Money Under 30 says, “It’s easy to see why leases are so tempting. You get a brand-new car and a monthly payment that’s lower than a car loan.
“But leases,” they say, “are a devil in disguise.”
“A devil in disguise” – that’s kind of extreme. Leasing makes sense for some people in some situations. Buying is better for others.
Which is more likely to be right for you? The most important factor when it comes to any major purchase is that you have to know yourself.
If you eventually want to own your car free and clear, then obviously leasing is not for you.
Some people mention needing reliable transportation as their reason for leasing. But the reality today is that many vehicle models have truly-impressive track records for reliability. Leasing repeatedly over 10-12 years will almost surely cost more than owning a paid-off car needing an occasional repair.
Others firmly believe that you’re always going to have a car payment anyway. That kind of thinking may have had some basis in the 1970s when cars just didn’t last as long. Fifty years later in 2022, it’s 100% possible to not have a monthly car payment for years – sometimes a decade or longer.
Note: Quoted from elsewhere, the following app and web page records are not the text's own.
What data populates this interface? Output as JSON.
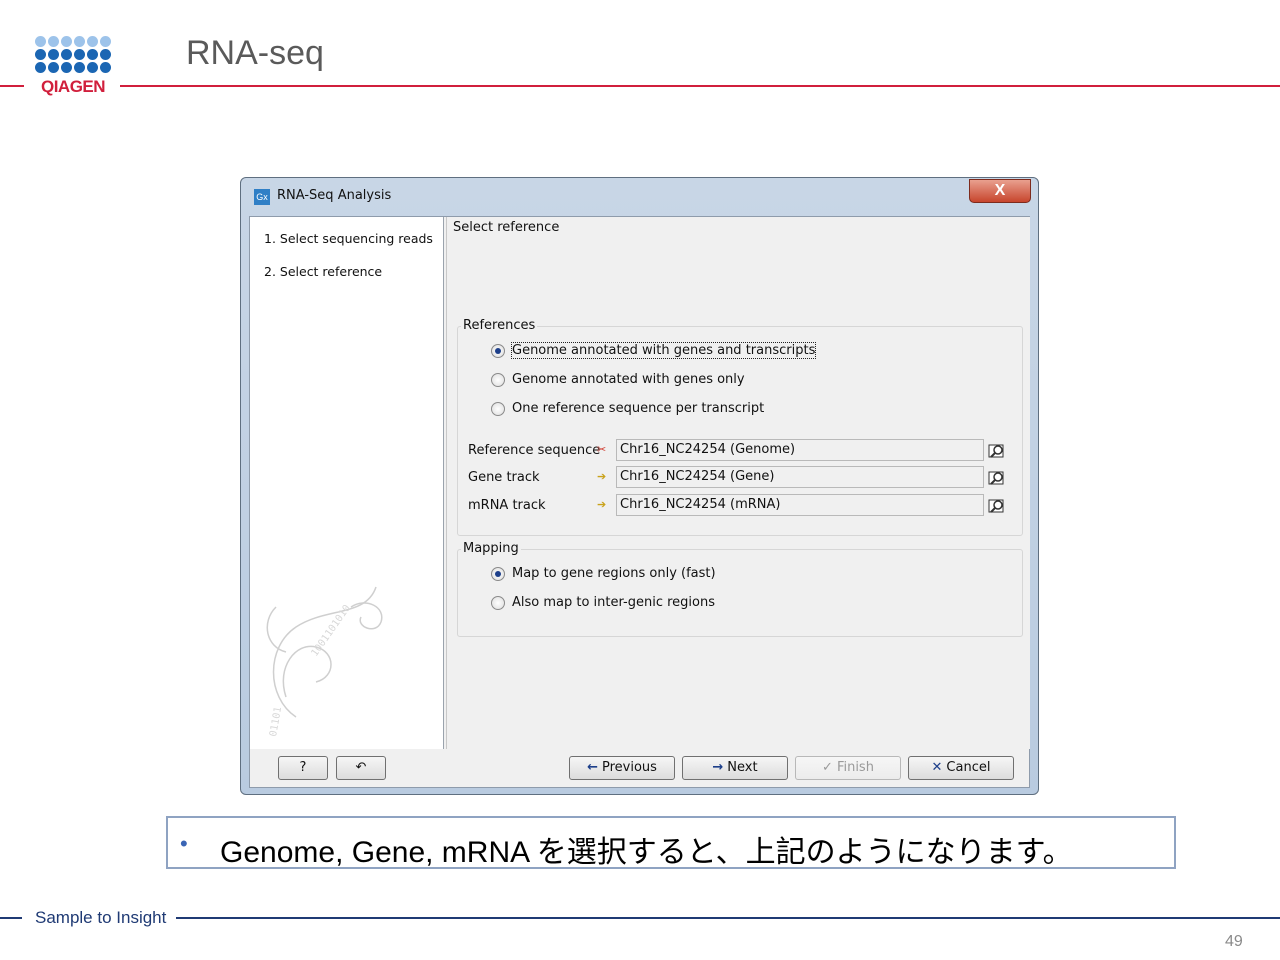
{
  "slide": {
    "title": "RNA-seq",
    "logo_text": "QIAGEN",
    "footer": "Sample to Insight",
    "page_number": "49",
    "caption": "Genome, Gene, mRNA を選択すると、上記のようになります。",
    "colors": {
      "brand_red": "#d11f3c",
      "brand_blue": "#1f3a74",
      "logo_dot_light": "#9dc3ea",
      "logo_dot_dark": "#1b66b3"
    }
  },
  "window": {
    "icon_text": "Gx",
    "title": "RNA-Seq Analysis",
    "close_label": "X",
    "steps": [
      {
        "label": "1.  Select sequencing reads"
      },
      {
        "label": "2.  Select reference"
      }
    ],
    "panel_title": "Select reference",
    "references": {
      "group_label": "References",
      "options": [
        {
          "label": "Genome annotated with genes and transcripts",
          "checked": true
        },
        {
          "label": "Genome annotated with genes only",
          "checked": false
        },
        {
          "label": "One reference sequence per transcript",
          "checked": false
        }
      ],
      "fields": [
        {
          "label": "Reference sequence",
          "value": "Chr16_NC24254 (Genome)",
          "icon": "sequence-icon"
        },
        {
          "label": "Gene track",
          "value": "Chr16_NC24254 (Gene)",
          "icon": "track-icon"
        },
        {
          "label": "mRNA track",
          "value": "Chr16_NC24254 (mRNA)",
          "icon": "track-icon"
        }
      ]
    },
    "mapping": {
      "group_label": "Mapping",
      "options": [
        {
          "label": "Map to gene regions only (fast)",
          "checked": true
        },
        {
          "label": "Also map to inter-genic regions",
          "checked": false
        }
      ]
    },
    "buttons": {
      "help": "?",
      "reset": "↶",
      "previous": "Previous",
      "next": "Next",
      "finish": "Finish",
      "cancel": "Cancel"
    }
  }
}
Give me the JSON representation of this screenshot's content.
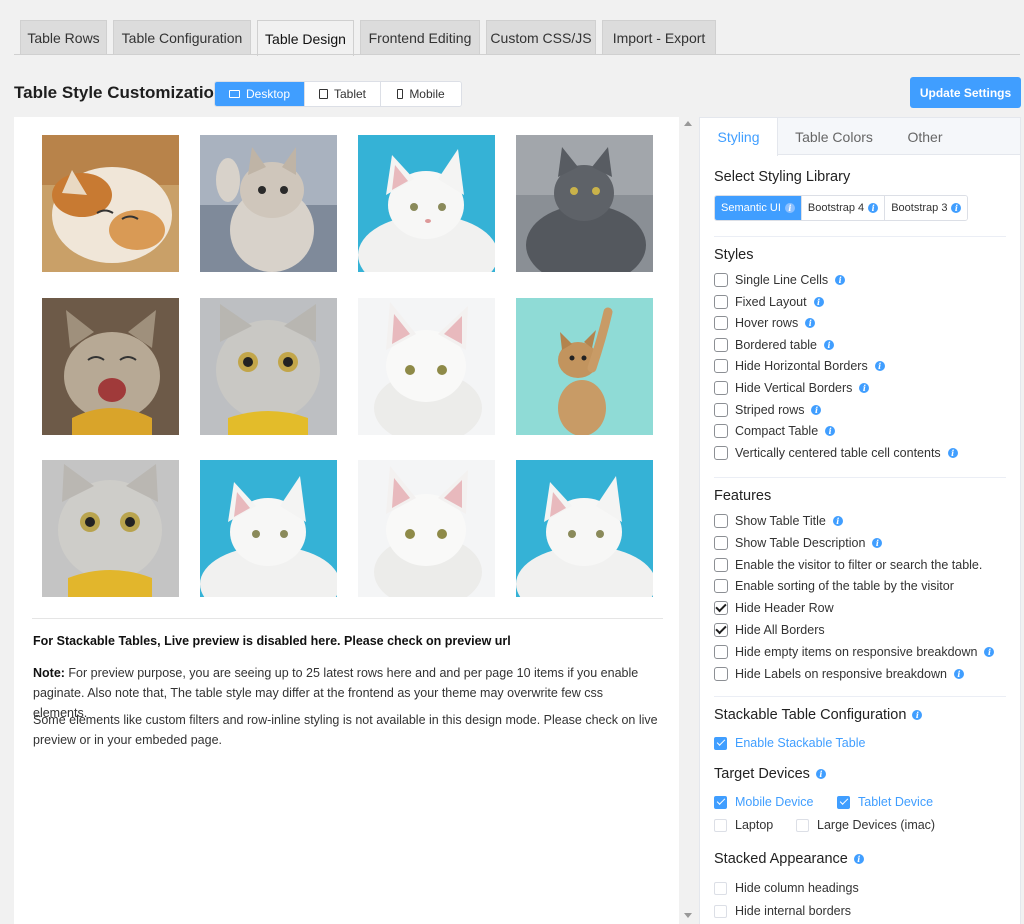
{
  "top_tabs": [
    {
      "label": "Table Rows",
      "active": false
    },
    {
      "label": "Table Configuration",
      "active": false
    },
    {
      "label": "Table Design",
      "active": true
    },
    {
      "label": "Frontend Editing",
      "active": false
    },
    {
      "label": "Custom CSS/JS",
      "active": false
    },
    {
      "label": "Import - Export",
      "active": false
    }
  ],
  "header": {
    "title": "Table Style Customization",
    "devices": [
      {
        "label": "Desktop",
        "icon": "desktop-icon",
        "active": true
      },
      {
        "label": "Tablet",
        "icon": "tablet-icon",
        "active": false
      },
      {
        "label": "Mobile",
        "icon": "mobile-icon",
        "active": false
      }
    ],
    "update_button": "Update Settings"
  },
  "preview": {
    "images": [
      "cat-photo-calico-sleeping",
      "cat-photo-tabby-kitten-waving",
      "cat-photo-white-blue-background",
      "cat-photo-grey-russian-blue",
      "cat-photo-tabby-kitten-yawning",
      "cat-photo-grey-kitten-yellow-scarf",
      "cat-photo-white-kitten",
      "cat-photo-ginger-kitten-reaching",
      "cat-photo-grey-kitten-yellow-scarf-2",
      "cat-photo-white-blue-background-2",
      "cat-photo-white-kitten-2",
      "cat-photo-white-blue-background-3"
    ],
    "stackable_notice": "For Stackable Tables, Live preview is disabled here. Please check on preview url",
    "note_label": "Note:",
    "note_text": " For preview purpose, you are seeing up to 25 latest rows here and and per page 10 items if you enable paginate. Also note that, The table style may differ at the frontend as your theme may overwrite few css elements.",
    "extra_text": "Some elements like custom filters and row-inline styling is not available in this design mode. Please check on live preview or in your embeded page."
  },
  "settings": {
    "tabs": [
      {
        "label": "Styling",
        "active": true
      },
      {
        "label": "Table Colors",
        "active": false
      },
      {
        "label": "Other",
        "active": false
      }
    ],
    "library_title": "Select Styling Library",
    "libraries": [
      {
        "label": "Semantic UI",
        "active": true
      },
      {
        "label": "Bootstrap 4",
        "active": false
      },
      {
        "label": "Bootstrap 3",
        "active": false
      }
    ],
    "styles_title": "Styles",
    "styles": [
      {
        "label": "Single Line Cells",
        "checked": false,
        "info": true
      },
      {
        "label": "Fixed Layout",
        "checked": false,
        "info": true
      },
      {
        "label": "Hover rows",
        "checked": false,
        "info": true
      },
      {
        "label": "Bordered table",
        "checked": false,
        "info": true
      },
      {
        "label": "Hide Horizontal Borders",
        "checked": false,
        "info": true
      },
      {
        "label": "Hide Vertical Borders",
        "checked": false,
        "info": true
      },
      {
        "label": "Striped rows",
        "checked": false,
        "info": true
      },
      {
        "label": "Compact Table",
        "checked": false,
        "info": true
      },
      {
        "label": "Vertically centered table cell contents",
        "checked": false,
        "info": true
      }
    ],
    "features_title": "Features",
    "features": [
      {
        "label": "Show Table Title",
        "checked": false,
        "info": true
      },
      {
        "label": "Show Table Description",
        "checked": false,
        "info": true
      },
      {
        "label": "Enable the visitor to filter or search the table.",
        "checked": false,
        "info": false
      },
      {
        "label": "Enable sorting of the table by the visitor",
        "checked": false,
        "info": false
      },
      {
        "label": "Hide Header Row",
        "checked": true,
        "info": false
      },
      {
        "label": "Hide All Borders",
        "checked": true,
        "info": false
      },
      {
        "label": "Hide empty items on responsive breakdown",
        "checked": false,
        "info": true
      },
      {
        "label": "Hide Labels on responsive breakdown",
        "checked": false,
        "info": true
      }
    ],
    "stackable_title": "Stackable Table Configuration",
    "enable_stackable": {
      "label": "Enable Stackable Table",
      "checked": true
    },
    "target_title": "Target Devices",
    "target_devices": [
      {
        "label": "Mobile Device",
        "checked": true
      },
      {
        "label": "Tablet Device",
        "checked": true
      },
      {
        "label": "Laptop",
        "checked": false
      },
      {
        "label": "Large Devices (imac)",
        "checked": false
      }
    ],
    "stacked_title": "Stacked Appearance",
    "stacked": [
      {
        "label": "Hide column headings",
        "checked": false
      },
      {
        "label": "Hide internal borders",
        "checked": false
      }
    ]
  },
  "colors": {
    "accent": "#409eff",
    "page_bg": "#f1f1f1"
  }
}
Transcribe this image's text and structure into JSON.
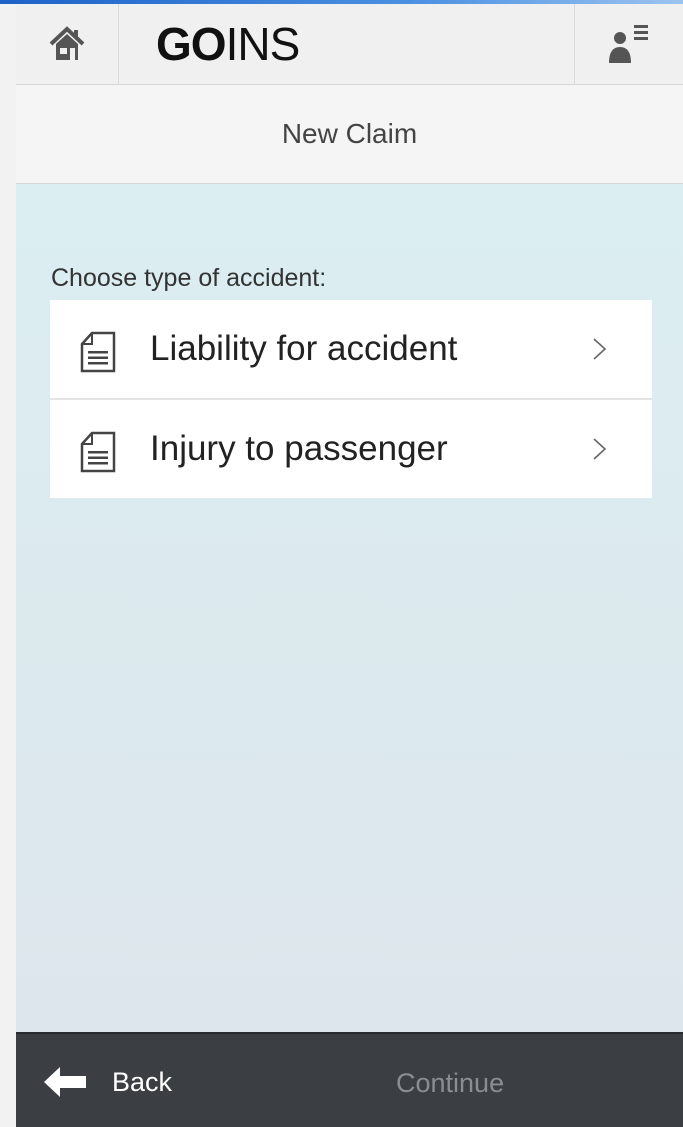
{
  "header": {
    "home_icon": "home-icon",
    "logo_bold": "GO",
    "logo_light": "INS",
    "user_icon": "user-menu-icon"
  },
  "page": {
    "title": "New Claim",
    "prompt": "Choose type of accident:"
  },
  "options": [
    {
      "label": "Liability for accident",
      "icon": "document-icon"
    },
    {
      "label": "Injury to passenger",
      "icon": "document-icon"
    }
  ],
  "footer": {
    "back_label": "Back",
    "continue_label": "Continue"
  },
  "colors": {
    "accent_line": "#1d63c8",
    "footer_bg": "#3b3f43",
    "content_bg": "#dbeef1",
    "disabled_text": "#8a8e92"
  }
}
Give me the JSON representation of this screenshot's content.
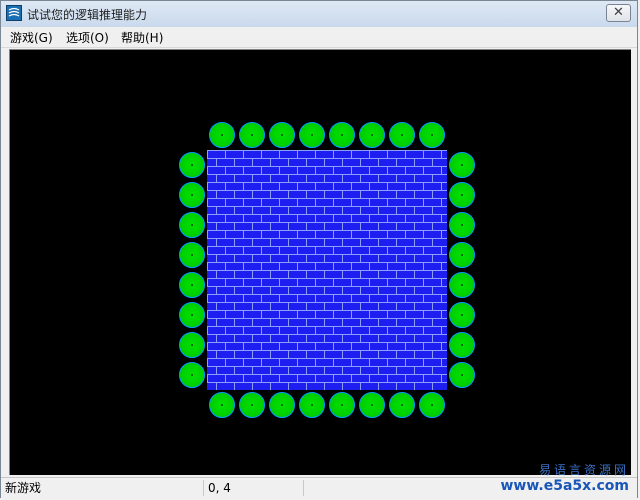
{
  "window": {
    "title": "试试您的逻辑推理能力",
    "close_label": "✕"
  },
  "menu": {
    "items": [
      {
        "label": "游戏(G)"
      },
      {
        "label": "选项(O)"
      },
      {
        "label": "帮助(H)"
      }
    ]
  },
  "board": {
    "top_count": 8,
    "bottom_count": 8,
    "left_count": 8,
    "right_count": 8,
    "colors": {
      "ball": "#00d000",
      "ball_outline": "#00a0ff",
      "brick": "#1e1ef0",
      "mortar": "#8aa0ff",
      "background": "#000000"
    }
  },
  "status": {
    "mode": "新游戏",
    "coords": "0, 4",
    "extra": ""
  },
  "watermark": {
    "line1": "易语言资源网",
    "line2": "www.e5a5x.com"
  }
}
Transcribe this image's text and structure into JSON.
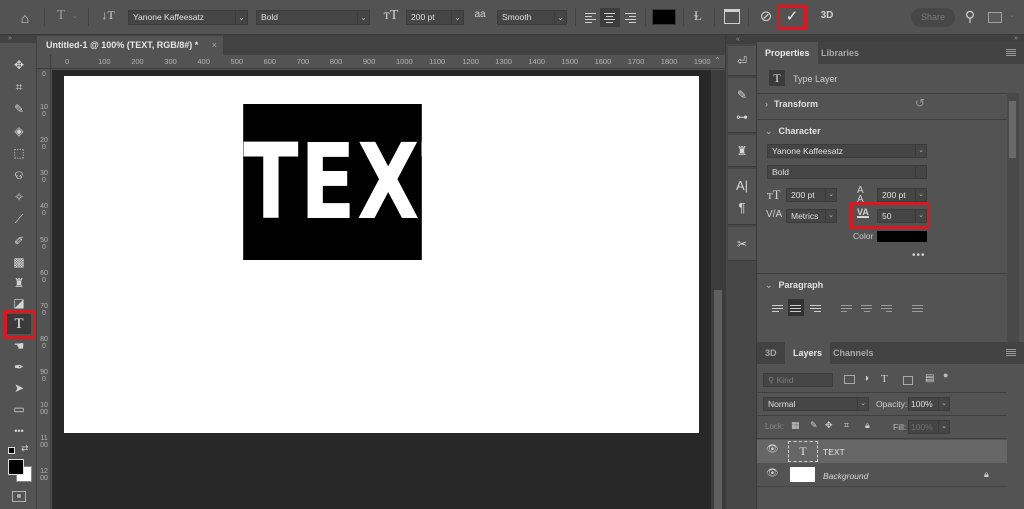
{
  "options_bar": {
    "home_icon": "home-icon",
    "tool_preset_icon": "type-tool-icon",
    "orientation_icon": "text-orientation-icon",
    "font_family": "Yanone Kaffeesatz",
    "font_style": "Bold",
    "font_size_icon": "font-size-icon",
    "font_size": "200 pt",
    "antialias_icon": "aa",
    "antialias": "Smooth",
    "align_options": [
      "left",
      "center",
      "right"
    ],
    "active_align": "center",
    "text_color": "#000000",
    "warp_icon": "warp-text-icon",
    "panels_icon": "character-panel-icon",
    "cancel_icon": "cancel-icon",
    "commit_icon": "commit-check-icon",
    "three_d_label": "3D",
    "share_label": "Share",
    "search_icon": "search-icon",
    "workspace_icon": "workspace-icon"
  },
  "document": {
    "tab_title": "Untitled-1 @ 100% (TEXT, RGB/8#) *",
    "close_label": "×",
    "canvas_text": "TEXT",
    "h_ruler": [
      "0",
      "100",
      "200",
      "300",
      "400",
      "500",
      "600",
      "700",
      "800",
      "900",
      "1000",
      "1100",
      "1200",
      "1300",
      "1400",
      "1500",
      "1600",
      "1700",
      "1800",
      "1900"
    ],
    "v_ruler": [
      "0",
      "100",
      "200",
      "300",
      "400",
      "500",
      "600",
      "700",
      "800",
      "900",
      "1000",
      "1100",
      "1200"
    ]
  },
  "toolbar": {
    "collapse": "»",
    "tools": [
      {
        "name": "move-tool",
        "glyph": "✥"
      },
      {
        "name": "crop-tool",
        "glyph": "⌗"
      },
      {
        "name": "eyedropper-tool",
        "glyph": "✎"
      },
      {
        "name": "paint-bucket-tool",
        "glyph": "◈"
      },
      {
        "name": "marquee-tool",
        "glyph": "⬚"
      },
      {
        "name": "lasso-tool",
        "glyph": "ଡ"
      },
      {
        "name": "magic-wand-tool",
        "glyph": "✧"
      },
      {
        "name": "healing-tool",
        "glyph": "⟋"
      },
      {
        "name": "brush-tool",
        "glyph": "✐"
      },
      {
        "name": "eraser-pattern-tool",
        "glyph": "▩"
      },
      {
        "name": "clone-stamp-tool",
        "glyph": "♜"
      },
      {
        "name": "eraser-tool",
        "glyph": "◪"
      },
      {
        "name": "type-tool",
        "glyph": "T"
      },
      {
        "name": "smudge-tool",
        "glyph": "☚"
      },
      {
        "name": "pen-tool",
        "glyph": "✒"
      },
      {
        "name": "path-selection-tool",
        "glyph": "➤"
      },
      {
        "name": "rectangle-tool",
        "glyph": "▭"
      },
      {
        "name": "more-tools",
        "glyph": "•••"
      }
    ],
    "foreground_color": "#000000",
    "background_color": "#ffffff"
  },
  "dock": {
    "icons": [
      "history-icon",
      "brush-settings-icon",
      "adjustments-icon",
      "clone-source-icon",
      "character-icon",
      "paragraph-icon",
      "tool-presets-icon"
    ],
    "glyphs": [
      "⏎",
      "✎",
      "⊶",
      "♜",
      "A|",
      "¶",
      "✂"
    ]
  },
  "properties": {
    "tabs": [
      "Properties",
      "Libraries"
    ],
    "active_tab": "Properties",
    "layer_type": "Type Layer",
    "transform_label": "Transform",
    "character_label": "Character",
    "font_family": "Yanone Kaffeesatz",
    "font_style": "Bold",
    "font_size": "200 pt",
    "leading": "200 pt",
    "kerning": "Metrics",
    "tracking": "50",
    "color_label": "Color",
    "color": "#000000",
    "more": "•••",
    "paragraph_label": "Paragraph"
  },
  "layers_panel": {
    "tabs": [
      "3D",
      "Layers",
      "Channels"
    ],
    "active_tab": "Layers",
    "filter_placeholder": "Kind",
    "blend_mode": "Normal",
    "opacity_label": "Opacity:",
    "opacity": "100%",
    "lock_label": "Lock:",
    "fill_label": "Fill:",
    "fill": "100%",
    "layers": [
      {
        "name": "TEXT",
        "type": "text",
        "visible": true,
        "selected": true
      },
      {
        "name": "Background",
        "type": "raster",
        "visible": true,
        "locked": true
      }
    ]
  },
  "highlight_color": "#e0151d"
}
Most people say it feels great not to have a monthly car payment. That’s money they can redirect to their mortgage or rent payments, other projects or savings. (As a general rule, it makes life easier to have fewer monthly payments.) Plus with an older car, they save on excise taxes and car insurance.
If you get bored with a vehicle quickly or know you’re not inclined to keep up with regular car maintenance for whatever reason, leasing is probably better for you. That’s not a criticism. It’s the same reason why some people are happier as tenants than homeowners.
It’s certainly not “a devil in disguise” to lease. But owning does give you flexibility and options.
If you own your car, you can hold on to it for another year or two if an unexpected development (like a pandemic) makes it hard to buy a new one. If you own your car and realize after two years that you don’t need it as much as you expected, you can sell it. Early terminations on leases can be expensive.
Consumer Reports puts it objectively and clearly: “Over the long term, the cheapest way to drive is to buy a car and keep it until it’s uneconomical to repair.”
If you have the financial resources and you’re not looking for the “most economical” way to get around, leasing might be fine for you.
If you’re not sure and you want a way to compare the options, look for an unbiased lease vs. buy calculator online and plug in the numbers. (Edmunds.com has a useful calculator at Edmunds.com/calculators.)
Or consult with a local independent financial professional who can go through your numbers and options with you. And remember – for some – buying a good used car and driving it for years can be the best deal around.
Nick Maffeo is the President & CEO of Canton Co-operative Bank – right next to the Post Office in Canton. Have a question? Email to email@example.com.